ABOUT THIS TASK:
Please reproduce the records below exactly, omitting any pictures they contain.

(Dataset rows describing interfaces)
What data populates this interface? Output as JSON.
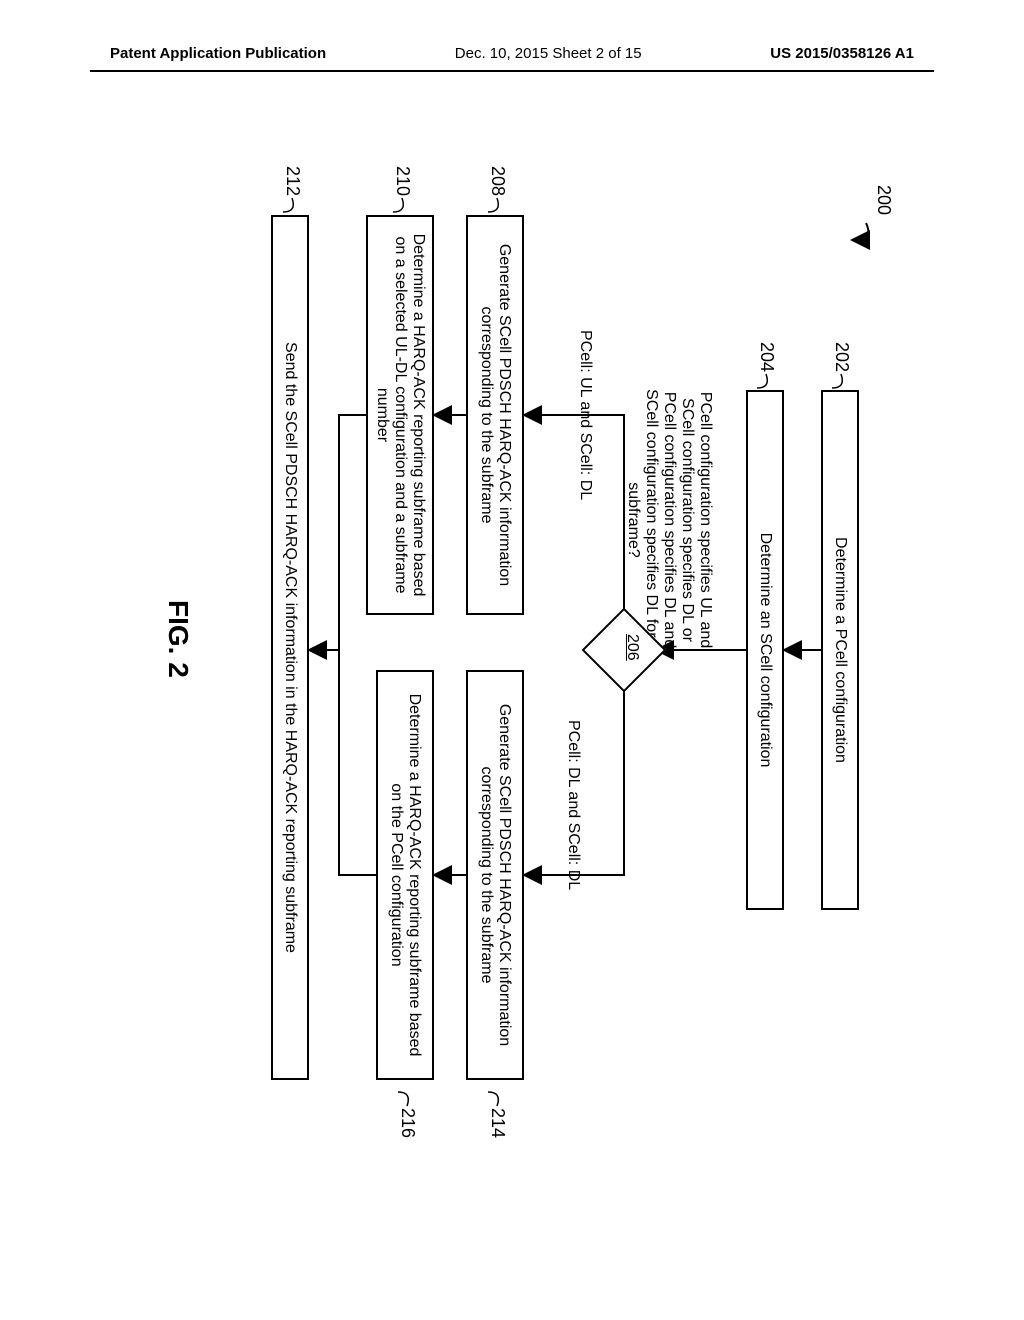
{
  "header": {
    "left": "Patent Application Publication",
    "center": "Dec. 10, 2015  Sheet 2 of 15",
    "right": "US 2015/0358126 A1"
  },
  "refs": {
    "r200": "200",
    "r202": "202",
    "r204": "204",
    "r206": "206",
    "r208": "208",
    "r210": "210",
    "r212": "212",
    "r214": "214",
    "r216": "216"
  },
  "boxes": {
    "b202": "Determine a PCell configuration",
    "b204": "Determine an SCell configuration",
    "b208": "Generate SCell PDSCH HARQ-ACK information corresponding to the subframe",
    "b210": "Determine a HARQ-ACK reporting subframe based on a selected UL-DL configuration and a subframe number",
    "b212": "Send the SCell PDSCH HARQ-ACK information in the HARQ-ACK reporting subframe",
    "b214": "Generate SCell PDSCH HARQ-ACK information corresponding to the subframe",
    "b216": "Determine a HARQ-ACK reporting subframe based on the PCell configuration"
  },
  "diamond": {
    "text": "PCell configuration specifies UL and SCell configuration specifies DL or PCell configuration specifies DL and SCell configuration specifies DL for a subframe?",
    "left": "PCell: UL and SCell: DL",
    "right": "PCell: DL and SCell: DL"
  },
  "figure": "FIG. 2",
  "chart_data": {
    "type": "flowchart",
    "nodes": [
      {
        "id": "200",
        "type": "label",
        "text": "200"
      },
      {
        "id": "202",
        "type": "process",
        "text": "Determine a PCell configuration"
      },
      {
        "id": "204",
        "type": "process",
        "text": "Determine an SCell configuration"
      },
      {
        "id": "206",
        "type": "decision",
        "text": "PCell configuration specifies UL and SCell configuration specifies DL or PCell configuration specifies DL and SCell configuration specifies DL for a subframe?"
      },
      {
        "id": "208",
        "type": "process",
        "text": "Generate SCell PDSCH HARQ-ACK information corresponding to the subframe"
      },
      {
        "id": "210",
        "type": "process",
        "text": "Determine a HARQ-ACK reporting subframe based on a selected UL-DL configuration and a subframe number"
      },
      {
        "id": "212",
        "type": "process",
        "text": "Send the SCell PDSCH HARQ-ACK information in the HARQ-ACK reporting subframe"
      },
      {
        "id": "214",
        "type": "process",
        "text": "Generate SCell PDSCH HARQ-ACK information corresponding to the subframe"
      },
      {
        "id": "216",
        "type": "process",
        "text": "Determine a HARQ-ACK reporting subframe based on the PCell configuration"
      }
    ],
    "edges": [
      {
        "from": "202",
        "to": "204"
      },
      {
        "from": "204",
        "to": "206"
      },
      {
        "from": "206",
        "to": "208",
        "label": "PCell: UL and SCell: DL"
      },
      {
        "from": "206",
        "to": "214",
        "label": "PCell: DL and SCell: DL"
      },
      {
        "from": "208",
        "to": "210"
      },
      {
        "from": "214",
        "to": "216"
      },
      {
        "from": "210",
        "to": "212"
      },
      {
        "from": "216",
        "to": "212"
      }
    ],
    "title": "FIG. 2"
  }
}
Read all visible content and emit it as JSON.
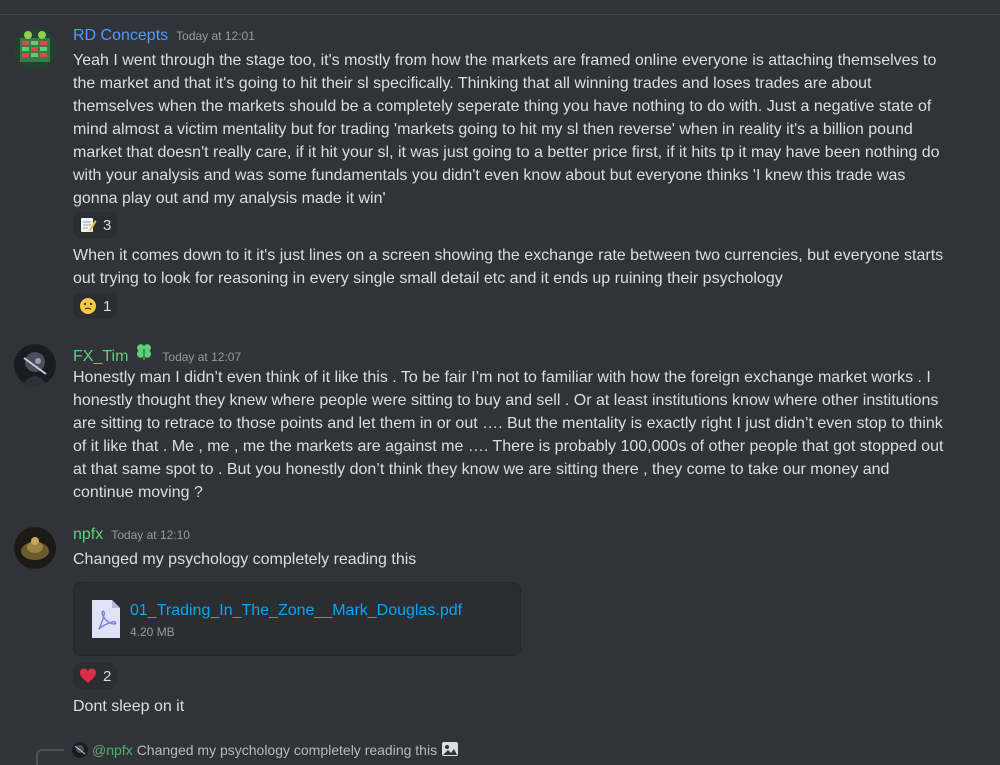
{
  "messages": [
    {
      "username": "RD Concepts",
      "username_color": "#4e9dff",
      "timestamp": "Today at 12:01",
      "paragraphs": [
        "Yeah I went through the stage too, it's mostly from how the markets are framed online everyone is attaching themselves to the market and that it's going to hit their sl specifically. Thinking that all winning trades and loses trades are about themselves when the markets should be a completely seperate thing you have nothing to do with. Just a negative state of mind almost a victim mentality but for trading 'markets going to hit my sl then reverse' when in reality it's a billion pound market that doesn't really care, if it hit your sl, it was just going to a better price first, if it hits tp it may have been nothing do with your analysis and was some fundamentals you didn't even know about but everyone thinks 'I knew this trade was gonna play out and my analysis made it win'",
        "When it comes down to it it's just lines on a screen showing the exchange rate between two currencies, but everyone starts out trying to look for reasoning in every single small detail etc and it ends up ruining their psychology"
      ],
      "reactions": [
        {
          "emoji": "memo-icon",
          "count": "3"
        },
        {
          "emoji": "thinking-face-icon",
          "count": "1"
        }
      ]
    },
    {
      "username": "FX_Tim",
      "username_color": "#5cd17c",
      "timestamp": "Today at 12:07",
      "paragraphs": [
        "Honestly man I didn’t even think of it like this . To be fair I’m not to familiar with how the foreign exchange market works . I honestly thought they knew where people were sitting to buy and sell . Or at least institutions know where other institutions are sitting to retrace to those points and let them in or out …. But the mentality is exactly right I just didn’t even stop to think of it like that . Me , me , me the markets are against me …. There is probably 100,000s of other people that got stopped out at that same spot to . But you honestly don’t think they know we are sitting there , they come to take our money and continue moving ?"
      ]
    },
    {
      "username": "npfx",
      "username_color": "#5cd17c",
      "timestamp": "Today at 12:10",
      "paragraphs": [
        "Changed my psychology completely reading this",
        "Dont sleep on it"
      ],
      "attachment": {
        "name": "01_Trading_In_The_Zone__Mark_Douglas.pdf",
        "size": "4.20 MB",
        "icon": "pdf-file-icon"
      },
      "reactions": [
        {
          "emoji": "red-heart-icon",
          "count": "2"
        }
      ]
    }
  ],
  "reply_preview": {
    "mention": "@npfx",
    "text": "Changed my psychology completely reading this",
    "icon": "image-icon"
  }
}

EXERCISE RESPONSE:
What data populates this interface? Output as JSON.
{
  "header": {
    "left": "Patent Application Publication",
    "center": "Dec. 10, 2015  Sheet 2 of 15",
    "right": "US 2015/0358126 A1"
  },
  "refs": {
    "r200": "200",
    "r202": "202",
    "r204": "204",
    "r206": "206",
    "r208": "208",
    "r210": "210",
    "r212": "212",
    "r214": "214",
    "r216": "216"
  },
  "boxes": {
    "b202": "Determine a PCell configuration",
    "b204": "Determine an SCell configuration",
    "b208": "Generate SCell PDSCH HARQ-ACK information corresponding to the subframe",
    "b210": "Determine a HARQ-ACK reporting subframe based on a selected UL-DL configuration and a subframe number",
    "b212": "Send the SCell PDSCH HARQ-ACK information in the HARQ-ACK reporting subframe",
    "b214": "Generate SCell PDSCH HARQ-ACK information corresponding to the subframe",
    "b216": "Determine a HARQ-ACK reporting subframe based on the PCell configuration"
  },
  "diamond": {
    "text": "PCell configuration specifies UL and SCell configuration specifies DL or PCell configuration specifies DL and SCell configuration specifies DL for a subframe?",
    "left": "PCell: UL and SCell: DL",
    "right": "PCell: DL and SCell: DL"
  },
  "figure": "FIG. 2",
  "chart_data": {
    "type": "flowchart",
    "nodes": [
      {
        "id": "200",
        "type": "label",
        "text": "200"
      },
      {
        "id": "202",
        "type": "process",
        "text": "Determine a PCell configuration"
      },
      {
        "id": "204",
        "type": "process",
        "text": "Determine an SCell configuration"
      },
      {
        "id": "206",
        "type": "decision",
        "text": "PCell configuration specifies UL and SCell configuration specifies DL or PCell configuration specifies DL and SCell configuration specifies DL for a subframe?"
      },
      {
        "id": "208",
        "type": "process",
        "text": "Generate SCell PDSCH HARQ-ACK information corresponding to the subframe"
      },
      {
        "id": "210",
        "type": "process",
        "text": "Determine a HARQ-ACK reporting subframe based on a selected UL-DL configuration and a subframe number"
      },
      {
        "id": "212",
        "type": "process",
        "text": "Send the SCell PDSCH HARQ-ACK information in the HARQ-ACK reporting subframe"
      },
      {
        "id": "214",
        "type": "process",
        "text": "Generate SCell PDSCH HARQ-ACK information corresponding to the subframe"
      },
      {
        "id": "216",
        "type": "process",
        "text": "Determine a HARQ-ACK reporting subframe based on the PCell configuration"
      }
    ],
    "edges": [
      {
        "from": "202",
        "to": "204"
      },
      {
        "from": "204",
        "to": "206"
      },
      {
        "from": "206",
        "to": "208",
        "label": "PCell: UL and SCell: DL"
      },
      {
        "from": "206",
        "to": "214",
        "label": "PCell: DL and SCell: DL"
      },
      {
        "from": "208",
        "to": "210"
      },
      {
        "from": "214",
        "to": "216"
      },
      {
        "from": "210",
        "to": "212"
      },
      {
        "from": "216",
        "to": "212"
      }
    ],
    "title": "FIG. 2"
  }
}
Read all visible content and emit it as JSON.
{
  "messages": [
    {
      "username": "RD Concepts",
      "username_color": "#4e9dff",
      "timestamp": "Today at 12:01",
      "paragraphs": [
        "Yeah I went through the stage too, it's mostly from how the markets are framed online everyone is attaching themselves to the market and that it's going to hit their sl specifically. Thinking that all winning trades and loses trades are about themselves when the markets should be a completely seperate thing you have nothing to do with. Just a negative state of mind almost a victim mentality but for trading 'markets going to hit my sl then reverse' when in reality it's a billion pound market that doesn't really care, if it hit your sl, it was just going to a better price first, if it hits tp it may have been nothing do with your analysis and was some fundamentals you didn't even know about but everyone thinks 'I knew this trade was gonna play out and my analysis made it win'",
        "When it comes down to it it's just lines on a screen showing the exchange rate between two currencies, but everyone starts out trying to look for reasoning in every single small detail etc and it ends up ruining their psychology"
      ],
      "reactions": [
        {
          "emoji": "memo-icon",
          "count": "3"
        },
        {
          "emoji": "thinking-face-icon",
          "count": "1"
        }
      ]
    },
    {
      "username": "FX_Tim",
      "username_color": "#5cd17c",
      "timestamp": "Today at 12:07",
      "paragraphs": [
        "Honestly man I didn’t even think of it like this . To be fair I’m not to familiar with how the foreign exchange market works . I honestly thought they knew where people were sitting to buy and sell . Or at least institutions know where other institutions are sitting to retrace to those points and let them in or out …. But the mentality is exactly right I just didn’t even stop to think of it like that . Me , me , me the markets are against me …. There is probably 100,000s of other people that got stopped out at that same spot to . But you honestly don’t think they know we are sitting there , they come to take our money and continue moving ?"
      ]
    },
    {
      "username": "npfx",
      "username_color": "#5cd17c",
      "timestamp": "Today at 12:10",
      "paragraphs": [
        "Changed my psychology completely reading this",
        "Dont sleep on it"
      ],
      "attachment": {
        "name": "01_Trading_In_The_Zone__Mark_Douglas.pdf",
        "size": "4.20 MB",
        "icon": "pdf-file-icon"
      },
      "reactions": [
        {
          "emoji": "red-heart-icon",
          "count": "2"
        }
      ]
    }
  ],
  "reply_preview": {
    "mention": "@npfx",
    "text": "Changed my psychology completely reading this",
    "icon": "image-icon"
  }
}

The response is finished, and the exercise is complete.